564 F2d 893 Newport Investments Inc v. City of Laguna Beach
564 F.2d 893
NEWPORT INVESTMENTS, INC., Appellant,
The CITY OF LAGUNA BEACH, a Municipal Corporation, Roy W.
Holm, Charlton P. Boyd, Carl E. Johnson, Jr., Phyllis J.
Sweeney, Peter H. Ostrander, Edward C. Lorr, Michael R. May,
Sally R. Bellerue, John E. McDowell, Robert C. Lanphear,
Laurence A. Campbell, Wayne Moody, Richard Goldberg, Appellees.
United States Court of Appeals,
Nov. 17, 1977.
Tim T. Paone of Virtue & Scheck, Newport Beach, Cal., for appellant.
Tully H. Seymour, Stephen M. Chase, Newport Beach, Cal., for appellees.
Appeal from the United States District Court for the Central District of California.
Before ELY, WRIGHT and CHOY, Circuit Judges.
The appellant is a land developer. Its first amended complaint in the District Court prayed for a large amount of damages, both compensatory and punitive, and alleged seven claims. In brief, these were that the appellees:
(1) Had wrongfully condemned, inversely, the appellant's property in violation of rights guaranteed by the Constitution of the United States and by the Constitution of the State of California.
(2) Had denied equal protection of the laws to the appellant, infringing the latter's rights, under both the federal and state constitutions.
(3) Had not afforded due process of law to the appellant, as required by the fourteenth amendment.

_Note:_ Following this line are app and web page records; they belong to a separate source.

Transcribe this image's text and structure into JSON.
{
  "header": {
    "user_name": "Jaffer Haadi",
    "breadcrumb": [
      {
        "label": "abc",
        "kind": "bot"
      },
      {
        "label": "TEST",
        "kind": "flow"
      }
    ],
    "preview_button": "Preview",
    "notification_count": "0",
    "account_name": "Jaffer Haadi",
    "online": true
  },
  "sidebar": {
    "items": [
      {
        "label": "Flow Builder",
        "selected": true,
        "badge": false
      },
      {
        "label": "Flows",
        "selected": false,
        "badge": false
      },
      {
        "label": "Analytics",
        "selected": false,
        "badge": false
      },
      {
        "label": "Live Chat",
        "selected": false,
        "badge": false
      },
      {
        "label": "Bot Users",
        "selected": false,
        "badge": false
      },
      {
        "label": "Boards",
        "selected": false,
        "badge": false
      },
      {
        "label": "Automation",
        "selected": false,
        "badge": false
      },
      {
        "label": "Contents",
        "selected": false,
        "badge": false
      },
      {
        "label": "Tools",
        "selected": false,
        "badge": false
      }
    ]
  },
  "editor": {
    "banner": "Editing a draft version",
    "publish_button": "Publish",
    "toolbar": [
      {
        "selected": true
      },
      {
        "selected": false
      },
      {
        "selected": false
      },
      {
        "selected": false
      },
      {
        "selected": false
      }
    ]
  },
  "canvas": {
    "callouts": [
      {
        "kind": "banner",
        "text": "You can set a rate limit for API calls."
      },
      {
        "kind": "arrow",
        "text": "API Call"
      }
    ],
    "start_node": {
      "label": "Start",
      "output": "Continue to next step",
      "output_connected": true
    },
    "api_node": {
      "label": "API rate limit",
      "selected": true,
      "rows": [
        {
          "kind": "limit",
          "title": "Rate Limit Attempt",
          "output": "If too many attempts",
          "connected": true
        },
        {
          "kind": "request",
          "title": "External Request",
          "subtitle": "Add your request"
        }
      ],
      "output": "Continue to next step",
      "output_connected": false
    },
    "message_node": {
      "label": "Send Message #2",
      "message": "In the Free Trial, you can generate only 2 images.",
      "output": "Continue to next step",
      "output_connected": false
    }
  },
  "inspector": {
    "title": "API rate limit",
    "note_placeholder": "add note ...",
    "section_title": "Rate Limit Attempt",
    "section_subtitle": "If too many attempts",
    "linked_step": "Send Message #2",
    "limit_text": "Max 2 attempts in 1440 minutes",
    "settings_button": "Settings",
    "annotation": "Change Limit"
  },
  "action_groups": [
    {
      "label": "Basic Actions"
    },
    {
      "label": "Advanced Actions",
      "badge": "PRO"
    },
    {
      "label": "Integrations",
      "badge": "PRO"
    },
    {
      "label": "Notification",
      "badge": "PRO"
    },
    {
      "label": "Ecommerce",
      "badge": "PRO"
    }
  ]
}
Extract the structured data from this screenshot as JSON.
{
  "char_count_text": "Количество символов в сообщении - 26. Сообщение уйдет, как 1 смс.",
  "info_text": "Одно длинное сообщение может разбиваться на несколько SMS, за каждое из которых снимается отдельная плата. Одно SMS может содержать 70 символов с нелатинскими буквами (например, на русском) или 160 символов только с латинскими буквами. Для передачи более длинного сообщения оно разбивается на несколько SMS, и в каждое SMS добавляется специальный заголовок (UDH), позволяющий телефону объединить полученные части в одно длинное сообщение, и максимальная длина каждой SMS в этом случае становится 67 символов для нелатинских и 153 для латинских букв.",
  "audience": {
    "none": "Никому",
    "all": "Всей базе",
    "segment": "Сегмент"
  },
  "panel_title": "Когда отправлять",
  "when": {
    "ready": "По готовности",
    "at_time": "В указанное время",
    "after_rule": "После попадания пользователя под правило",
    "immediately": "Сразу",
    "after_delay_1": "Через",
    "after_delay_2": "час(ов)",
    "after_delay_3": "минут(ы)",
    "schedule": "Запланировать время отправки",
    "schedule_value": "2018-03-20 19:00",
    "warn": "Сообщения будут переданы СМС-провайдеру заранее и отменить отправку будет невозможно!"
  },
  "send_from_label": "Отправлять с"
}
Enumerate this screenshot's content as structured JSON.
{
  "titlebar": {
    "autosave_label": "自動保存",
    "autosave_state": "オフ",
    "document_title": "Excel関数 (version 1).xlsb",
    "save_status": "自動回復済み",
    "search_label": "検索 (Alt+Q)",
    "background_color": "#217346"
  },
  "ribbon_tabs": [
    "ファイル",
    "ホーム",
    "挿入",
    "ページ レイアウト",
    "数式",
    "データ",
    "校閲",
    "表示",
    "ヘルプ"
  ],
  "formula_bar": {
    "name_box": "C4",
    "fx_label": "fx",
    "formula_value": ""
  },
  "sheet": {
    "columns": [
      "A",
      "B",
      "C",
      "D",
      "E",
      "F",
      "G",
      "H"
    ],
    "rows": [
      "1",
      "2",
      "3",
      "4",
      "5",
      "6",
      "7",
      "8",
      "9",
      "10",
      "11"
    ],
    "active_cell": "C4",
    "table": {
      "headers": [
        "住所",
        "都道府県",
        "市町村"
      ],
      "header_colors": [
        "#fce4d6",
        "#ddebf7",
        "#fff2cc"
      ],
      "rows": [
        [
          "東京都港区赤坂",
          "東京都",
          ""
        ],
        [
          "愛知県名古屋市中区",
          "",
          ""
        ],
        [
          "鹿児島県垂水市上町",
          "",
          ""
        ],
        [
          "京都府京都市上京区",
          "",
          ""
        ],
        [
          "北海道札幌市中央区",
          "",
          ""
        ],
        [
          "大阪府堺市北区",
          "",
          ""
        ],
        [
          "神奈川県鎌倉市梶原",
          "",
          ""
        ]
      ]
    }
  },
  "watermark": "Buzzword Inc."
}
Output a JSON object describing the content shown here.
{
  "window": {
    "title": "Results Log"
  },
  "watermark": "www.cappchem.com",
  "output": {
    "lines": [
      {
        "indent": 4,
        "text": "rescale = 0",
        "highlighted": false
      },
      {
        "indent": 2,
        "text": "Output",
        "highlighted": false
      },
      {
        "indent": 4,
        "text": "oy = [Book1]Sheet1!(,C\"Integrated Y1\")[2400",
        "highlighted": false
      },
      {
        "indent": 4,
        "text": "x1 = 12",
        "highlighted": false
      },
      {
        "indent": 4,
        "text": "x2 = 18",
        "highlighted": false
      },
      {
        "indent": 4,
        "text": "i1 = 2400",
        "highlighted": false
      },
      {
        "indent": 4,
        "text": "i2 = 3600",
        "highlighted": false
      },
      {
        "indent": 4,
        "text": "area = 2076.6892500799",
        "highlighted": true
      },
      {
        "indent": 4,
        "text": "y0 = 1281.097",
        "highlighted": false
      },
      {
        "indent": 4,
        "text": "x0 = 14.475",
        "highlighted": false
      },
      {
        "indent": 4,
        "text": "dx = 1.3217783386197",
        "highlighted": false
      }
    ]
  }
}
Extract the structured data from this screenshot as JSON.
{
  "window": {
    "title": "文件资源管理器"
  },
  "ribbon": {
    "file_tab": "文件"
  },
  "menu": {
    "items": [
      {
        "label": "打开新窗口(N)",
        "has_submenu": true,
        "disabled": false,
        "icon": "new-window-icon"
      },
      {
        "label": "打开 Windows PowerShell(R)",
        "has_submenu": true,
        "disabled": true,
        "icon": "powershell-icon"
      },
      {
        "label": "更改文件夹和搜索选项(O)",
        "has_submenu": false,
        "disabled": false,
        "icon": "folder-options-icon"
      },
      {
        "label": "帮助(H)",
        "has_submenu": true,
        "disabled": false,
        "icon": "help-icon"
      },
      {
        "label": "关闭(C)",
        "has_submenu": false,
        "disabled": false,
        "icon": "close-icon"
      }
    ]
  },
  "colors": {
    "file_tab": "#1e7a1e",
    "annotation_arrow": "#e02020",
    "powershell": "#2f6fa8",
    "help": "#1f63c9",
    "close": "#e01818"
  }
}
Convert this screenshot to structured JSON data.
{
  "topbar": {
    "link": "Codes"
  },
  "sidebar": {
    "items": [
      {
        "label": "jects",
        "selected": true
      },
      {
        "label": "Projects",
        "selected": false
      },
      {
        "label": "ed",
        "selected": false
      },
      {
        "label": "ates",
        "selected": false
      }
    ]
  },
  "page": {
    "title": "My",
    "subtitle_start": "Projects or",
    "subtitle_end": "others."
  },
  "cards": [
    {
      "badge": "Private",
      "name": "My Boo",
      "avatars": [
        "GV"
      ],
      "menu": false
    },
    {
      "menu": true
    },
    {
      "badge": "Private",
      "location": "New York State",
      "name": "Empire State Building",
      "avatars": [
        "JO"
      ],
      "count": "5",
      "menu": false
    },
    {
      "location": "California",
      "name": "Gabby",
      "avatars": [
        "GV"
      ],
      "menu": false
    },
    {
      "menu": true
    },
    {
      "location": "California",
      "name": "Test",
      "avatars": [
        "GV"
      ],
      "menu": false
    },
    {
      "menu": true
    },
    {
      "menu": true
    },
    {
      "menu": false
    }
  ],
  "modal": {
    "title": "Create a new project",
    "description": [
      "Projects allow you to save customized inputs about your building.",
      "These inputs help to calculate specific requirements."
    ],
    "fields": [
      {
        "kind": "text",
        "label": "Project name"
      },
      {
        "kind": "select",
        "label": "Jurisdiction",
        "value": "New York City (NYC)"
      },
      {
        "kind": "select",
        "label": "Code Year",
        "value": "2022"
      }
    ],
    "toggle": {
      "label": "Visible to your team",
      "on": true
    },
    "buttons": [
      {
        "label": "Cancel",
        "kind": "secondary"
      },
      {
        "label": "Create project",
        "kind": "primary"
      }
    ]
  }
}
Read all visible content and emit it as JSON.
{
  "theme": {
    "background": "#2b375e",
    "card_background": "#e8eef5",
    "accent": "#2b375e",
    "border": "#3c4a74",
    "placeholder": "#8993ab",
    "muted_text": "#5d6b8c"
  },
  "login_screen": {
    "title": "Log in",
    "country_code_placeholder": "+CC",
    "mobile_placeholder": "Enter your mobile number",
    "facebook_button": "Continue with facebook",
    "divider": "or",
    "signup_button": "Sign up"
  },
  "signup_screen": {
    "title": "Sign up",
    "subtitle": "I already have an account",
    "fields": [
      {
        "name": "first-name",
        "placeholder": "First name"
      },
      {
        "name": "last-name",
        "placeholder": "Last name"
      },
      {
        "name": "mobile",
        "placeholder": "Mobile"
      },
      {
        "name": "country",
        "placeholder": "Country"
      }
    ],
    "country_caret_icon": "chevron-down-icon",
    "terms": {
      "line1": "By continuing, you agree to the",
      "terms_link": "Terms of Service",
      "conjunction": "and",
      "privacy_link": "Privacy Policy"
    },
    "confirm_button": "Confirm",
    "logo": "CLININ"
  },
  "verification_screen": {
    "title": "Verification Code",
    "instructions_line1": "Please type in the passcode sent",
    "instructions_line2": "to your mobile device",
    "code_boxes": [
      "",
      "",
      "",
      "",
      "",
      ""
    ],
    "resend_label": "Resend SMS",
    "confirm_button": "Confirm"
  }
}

(4) Had, in respect to the appellant, violated the Civil Rights Act (42 U.S.C. § 1983), as well as the fifth and fourteenth amendments of the federal constitution.
(5) Had, to the damage of the appellant, violated the Civil Rights Act, supra, and deprived the appellant of the equal protection guaranteed by the fourteenth amendment.
(6) Had, by acts other than those set forth in its fifth claim, wrongfully violated the same statute and amendment specified in item 5, immediately above.
(7) Had, in violation, inter alia, of the statute and amendments hereinabove specified, wrongfully interfered with certain contractual relationships between the appellant and others.
After extensive preliminary proceedings, the District Court entered an "ABSTENTION ORDER", the last paragraph of which reads as follows:
"IT IS ORDERED that this action is dismissed with leave to Plaintiff to move that this Court retain jurisdiction over the federal claims pending resolution of the state issues in the state courts."
In its appeal, the appellant argues that the District Court was without power to abstain because the complaint (1) did not seek to enjoin the enforcement of a state statute or (2) seek to enjoin state officials from wrongfully applying any valid state statute to the appellant. This contention is without merit. The District Court, citing Railroad Commission v. Pullman Co., 312 U.S. 496, 61 S.Ct. 643, 85 L.Ed. 971 (1941), exercised its discretion in the precise manner that we approved in Rancho Palos Verdes Corp. v. City of Laguna Beach, 547 F.2d 1092 (9th Cir. 1976), aff'g 390 F.Supp. 1004 (C.D.Cal.1975). Here, the District Court expressly reserved to the appellant its right to litigate, in the District Court, any of its federal claims that might remain after the California courts had been afforded the first opportunity to dispose of the litigation. This reservation was appropriate, both under the authority of England v. Louisiana State Board of Medical Examiners, 375 U.S. 411, 84 S.Ct. 461, 11 L.Ed.2d 440 (1963), and Judge Merrill's opinion for our court in Rancho Palos Verdes Corp., 547 F.2d at 1096. We note, additionally, that since some of the appellant's claims were predicated on some of the California Constitution's "mirror image" provisions of the Federal Constitution, it was particularly appropriate that the California courts be afforded the initial opportunity of interpreting the constitution of their own state in relation to the appellant's complaint. Reetz v. Bozanich, 397 U.S. 82, 90 S.Ct. 788, 25 L.Ed.2d 68 (1970), rev'g,297 F.Supp. 300 (D.Alaska 1969). The District Court did not abuse its discretion.
The appellant further contends that the District Court's ABSTENTION ORDER was erroneous because it did not define, with specificity, the issues that the District Court intended that the state courts should first resolve. As to this contention, we first note that the appellant did not request the District Court to include any such specifications within its Order. Second, we have found no authority that supports the appellant's proposition. The district judge obviously believed, as we do, that the California courts are fully capable of making a proper determination of the particular issues that they should undertake, in the first instance, to resolve.